> TASK STATEMENT:
For the listing below, work out how many lines hold the word "subtitle" and give that number by itself.
======== EXERCISE DATA ========
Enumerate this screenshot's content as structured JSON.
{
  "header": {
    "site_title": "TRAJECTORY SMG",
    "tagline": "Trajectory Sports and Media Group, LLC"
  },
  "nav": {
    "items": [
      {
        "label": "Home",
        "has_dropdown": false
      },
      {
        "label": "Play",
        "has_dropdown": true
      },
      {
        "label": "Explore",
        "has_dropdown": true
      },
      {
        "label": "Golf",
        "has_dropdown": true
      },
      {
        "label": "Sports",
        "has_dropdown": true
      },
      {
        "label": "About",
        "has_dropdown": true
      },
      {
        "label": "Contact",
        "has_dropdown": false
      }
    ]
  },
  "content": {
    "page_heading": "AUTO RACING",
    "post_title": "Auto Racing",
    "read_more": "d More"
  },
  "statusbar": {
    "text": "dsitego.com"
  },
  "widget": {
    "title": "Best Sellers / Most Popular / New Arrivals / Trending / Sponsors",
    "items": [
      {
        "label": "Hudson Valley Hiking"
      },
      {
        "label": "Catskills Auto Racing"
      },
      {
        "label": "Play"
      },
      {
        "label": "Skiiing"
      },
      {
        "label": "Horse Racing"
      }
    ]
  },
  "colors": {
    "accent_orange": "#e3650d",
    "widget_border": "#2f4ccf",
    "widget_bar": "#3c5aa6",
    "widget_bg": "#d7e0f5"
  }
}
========
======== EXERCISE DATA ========
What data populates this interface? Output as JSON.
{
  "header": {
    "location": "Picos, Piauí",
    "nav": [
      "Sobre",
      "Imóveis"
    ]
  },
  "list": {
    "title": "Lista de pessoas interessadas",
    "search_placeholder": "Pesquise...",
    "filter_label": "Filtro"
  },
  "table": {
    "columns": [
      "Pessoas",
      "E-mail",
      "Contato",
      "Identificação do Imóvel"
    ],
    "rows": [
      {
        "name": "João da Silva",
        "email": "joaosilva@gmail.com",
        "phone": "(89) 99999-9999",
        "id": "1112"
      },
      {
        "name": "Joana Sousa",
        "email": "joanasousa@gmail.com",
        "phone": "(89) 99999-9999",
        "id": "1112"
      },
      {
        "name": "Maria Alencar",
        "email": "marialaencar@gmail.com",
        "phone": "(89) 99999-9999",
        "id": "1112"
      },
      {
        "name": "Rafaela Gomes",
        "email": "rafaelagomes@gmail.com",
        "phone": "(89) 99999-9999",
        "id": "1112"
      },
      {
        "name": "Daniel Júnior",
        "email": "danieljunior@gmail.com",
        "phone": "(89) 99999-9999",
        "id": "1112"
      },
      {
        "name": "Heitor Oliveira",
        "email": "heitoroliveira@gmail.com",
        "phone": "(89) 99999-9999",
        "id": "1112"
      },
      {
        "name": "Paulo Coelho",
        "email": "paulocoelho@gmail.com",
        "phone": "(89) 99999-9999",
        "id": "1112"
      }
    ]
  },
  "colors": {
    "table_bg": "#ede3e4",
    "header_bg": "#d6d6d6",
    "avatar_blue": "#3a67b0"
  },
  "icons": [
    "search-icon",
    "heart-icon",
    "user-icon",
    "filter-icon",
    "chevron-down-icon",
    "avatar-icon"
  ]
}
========
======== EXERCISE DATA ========
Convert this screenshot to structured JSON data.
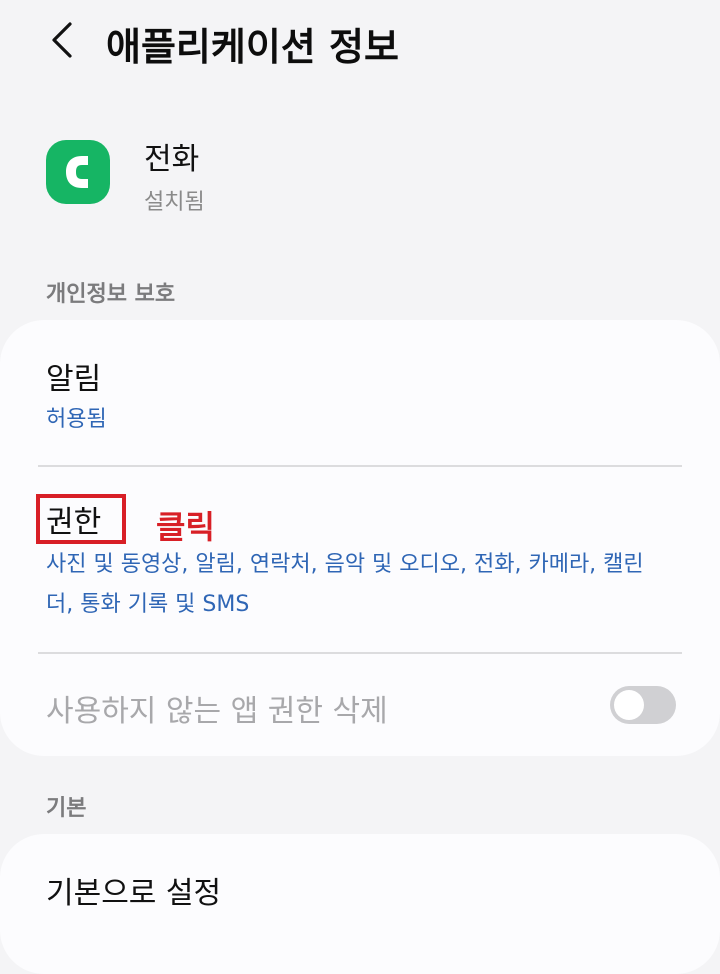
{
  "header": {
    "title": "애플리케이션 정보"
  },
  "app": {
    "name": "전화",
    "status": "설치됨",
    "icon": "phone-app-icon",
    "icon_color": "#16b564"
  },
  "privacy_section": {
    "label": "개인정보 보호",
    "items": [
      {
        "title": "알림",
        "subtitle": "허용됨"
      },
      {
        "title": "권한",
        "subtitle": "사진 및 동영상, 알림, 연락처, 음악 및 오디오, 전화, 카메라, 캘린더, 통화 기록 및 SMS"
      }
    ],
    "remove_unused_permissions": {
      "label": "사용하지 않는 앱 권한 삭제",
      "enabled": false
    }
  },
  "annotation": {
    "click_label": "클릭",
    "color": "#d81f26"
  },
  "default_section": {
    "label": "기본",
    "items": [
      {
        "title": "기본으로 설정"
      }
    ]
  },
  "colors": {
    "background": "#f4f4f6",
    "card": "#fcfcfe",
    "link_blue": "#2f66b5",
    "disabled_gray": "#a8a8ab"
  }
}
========
> WRITTEN RESPONSE:
2